Apache and IBM have patched a critical vulnerability that allows attackers to replace a company’s serverless code with their own malicious script.
Once running, the bad code could then be used for a range of nefarious tasks, including extracting confidential customer data such as passwords or credit-card numbers, modifying or deleting data, mining cryptocurrencies or launching a DDoS attack.
The vulnerability (seen in action in this video), originally discovered by researchers at PureSec, was found in Apache OpenWhisk, the open-source serverless platform that IBM uses to run cloud functions. IBM has patched the issue, but other implementations at other vendors could also be flawed.
Serverless computing is a cloud-computing execution model in which cloud providers dynamically allocate machine resources; the name comes from the fact that the actual server management and capacity-planning decisions are completely hidden from the developer or operator.
“With serverless, most of the underlying platform is obscured from the user and this is a major positive from a security perspective as it means no more OS patching,” said Matt Chiodi, vice president of cloud security at RedLock, via email. “However, security teams now need to shift their focus to permissions, application libraries (as well as their dependencies) and data security. Any type of information disclosure related to this type of vulnerability can be mitigated to a certain extent by limiting the permissions granted to the compromised function.”
Apache OpenWhisk executes serverless functions in response to events with rapid auto-scaling. It provides a programming model to create functions as cloud-native event handlers, and executes the functions automatically, inside runtime containers, as the events occur.

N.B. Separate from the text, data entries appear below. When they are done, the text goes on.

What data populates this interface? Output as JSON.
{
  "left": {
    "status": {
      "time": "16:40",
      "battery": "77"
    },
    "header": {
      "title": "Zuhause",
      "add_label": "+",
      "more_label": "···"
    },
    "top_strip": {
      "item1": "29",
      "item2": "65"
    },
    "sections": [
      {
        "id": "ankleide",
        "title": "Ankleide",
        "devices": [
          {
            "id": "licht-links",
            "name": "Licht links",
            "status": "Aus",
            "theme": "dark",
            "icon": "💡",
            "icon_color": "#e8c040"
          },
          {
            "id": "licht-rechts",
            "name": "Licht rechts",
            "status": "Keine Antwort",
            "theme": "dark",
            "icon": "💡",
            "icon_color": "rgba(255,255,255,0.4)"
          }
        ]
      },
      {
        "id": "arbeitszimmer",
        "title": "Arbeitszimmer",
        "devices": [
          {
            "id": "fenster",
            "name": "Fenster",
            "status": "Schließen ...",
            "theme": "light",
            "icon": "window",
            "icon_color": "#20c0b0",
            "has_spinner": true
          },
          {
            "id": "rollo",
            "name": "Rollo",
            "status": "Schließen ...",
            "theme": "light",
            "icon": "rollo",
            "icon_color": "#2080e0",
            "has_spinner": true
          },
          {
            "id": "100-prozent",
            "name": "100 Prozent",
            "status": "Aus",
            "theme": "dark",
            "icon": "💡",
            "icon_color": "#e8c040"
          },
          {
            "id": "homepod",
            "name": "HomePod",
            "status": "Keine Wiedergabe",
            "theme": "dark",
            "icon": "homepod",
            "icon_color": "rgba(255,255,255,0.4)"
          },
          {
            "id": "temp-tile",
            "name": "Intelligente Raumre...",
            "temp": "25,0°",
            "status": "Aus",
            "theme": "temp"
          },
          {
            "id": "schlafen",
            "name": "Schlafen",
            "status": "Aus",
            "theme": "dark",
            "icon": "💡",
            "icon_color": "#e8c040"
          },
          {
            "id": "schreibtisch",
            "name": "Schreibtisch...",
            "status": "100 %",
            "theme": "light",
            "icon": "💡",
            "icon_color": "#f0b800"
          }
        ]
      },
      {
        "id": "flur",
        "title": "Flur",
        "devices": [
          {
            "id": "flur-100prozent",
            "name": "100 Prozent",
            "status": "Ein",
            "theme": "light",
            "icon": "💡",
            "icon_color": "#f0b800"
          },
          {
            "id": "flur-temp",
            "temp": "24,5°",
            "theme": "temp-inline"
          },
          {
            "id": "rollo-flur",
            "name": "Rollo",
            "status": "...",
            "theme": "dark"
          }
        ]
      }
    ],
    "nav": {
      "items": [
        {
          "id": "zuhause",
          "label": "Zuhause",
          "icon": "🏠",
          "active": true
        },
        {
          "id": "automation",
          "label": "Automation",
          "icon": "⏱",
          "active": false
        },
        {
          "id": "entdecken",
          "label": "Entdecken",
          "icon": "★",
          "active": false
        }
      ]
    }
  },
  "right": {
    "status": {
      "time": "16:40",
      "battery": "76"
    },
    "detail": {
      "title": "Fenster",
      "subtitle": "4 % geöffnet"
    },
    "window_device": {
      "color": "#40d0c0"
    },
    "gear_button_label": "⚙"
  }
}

The PureSec threat research team demonstrated how, if the serverless function is itself insecure and could be hijacked by an attacker to remotely execute injected code, the attacker may overwrite the source code of a vulnerable function which is being executed in a runtime container.
An attacker first needs to be able to force a function to launch an HTTP request to the localhost of the container over port 8080 to be successful – which can be achieved in a multitude of ways. According to a whitepaper released Tuesday on the weakness, these include: exploiting a remote-code execution vulnerability in the action’s logic; exploiting a server-side Node.JS cross-site scripting flaw; exploiting unsafe use of eval() in different relevant runtime languages; or exploiting an SSRF vulnerability in the action’s logic.
From there, it’s possible to influence subsequent executions of the same function in the same container.
“Usually, a serverless function pops into existence, runs the code it needs to run, and then vanishes forever,” a PureSec spokesperson told Threatpost. “It does this inside a ‘container’ like (in this case) Docker, though as a user of serverless you don’t see the container or all the techie infrastructure stuff.”
PureSec added, “sometimes, the system will keep the container around for a few seconds if it’s going to run the same function again, for speed and convenience. In this case, the serverless function is the hacked function running the hacker’s code, and it keeps the container alive so that the hacked code can keep doing its thing.”
The upshot is that an attacker that manages to overwrite or modify the code of the serverless function can then perform further actions, such as accessing sensitive data during subsequent executions within that function.
“This attack is the vector for more attacks; once the attacker’s code is running, it has the permissions of the original serverless code,” the spokesperson said. “So when a real user comes and invokes a function that maybe uses their name, credit card and address, the hacked code could intercept and email it to someone. If a function is used to access user data from a database or file storage, then the hacked function could steal or modify it.”
PureSec disclosed and notified both Apache and IBM privately. Apache has also released a patch, and other users of Apache OpenWhisk should update to the latest version immediately.
“As part of our continuous research efforts into serverless security, our team discovered this function mutability in an OpenWhisk runtime and upon verifying it, reported it directly to the Apache OpenWhisk team,” said Ory Segal, CTO and co-founder at PureSec, in a media statement. “We were extremely pleased and impressed with the promptness of the Apache OpenWhisk team, which took this issue very seriously.”
James Lerud, head of the behavioral research team at Verodin, said via email that those using serverless approaches should be aware of what they’re getting into.
“OpenWhisk is a fairly new project that is under active development; it doesn’t surprise me that an issue like this was discovered. These types of discoveries are essential to the healthy development of open-source projects. Fortunately, the vulnerability was responsibly disclosed by the Puresec Team and quickly fixed by OpenWhisk contributors. Anyone considering using a ‘serverless’ architecture should fully understand and accept the security concerns involved; many traditional controls such as an IDS/IPS may not be applicable to such an architecture.”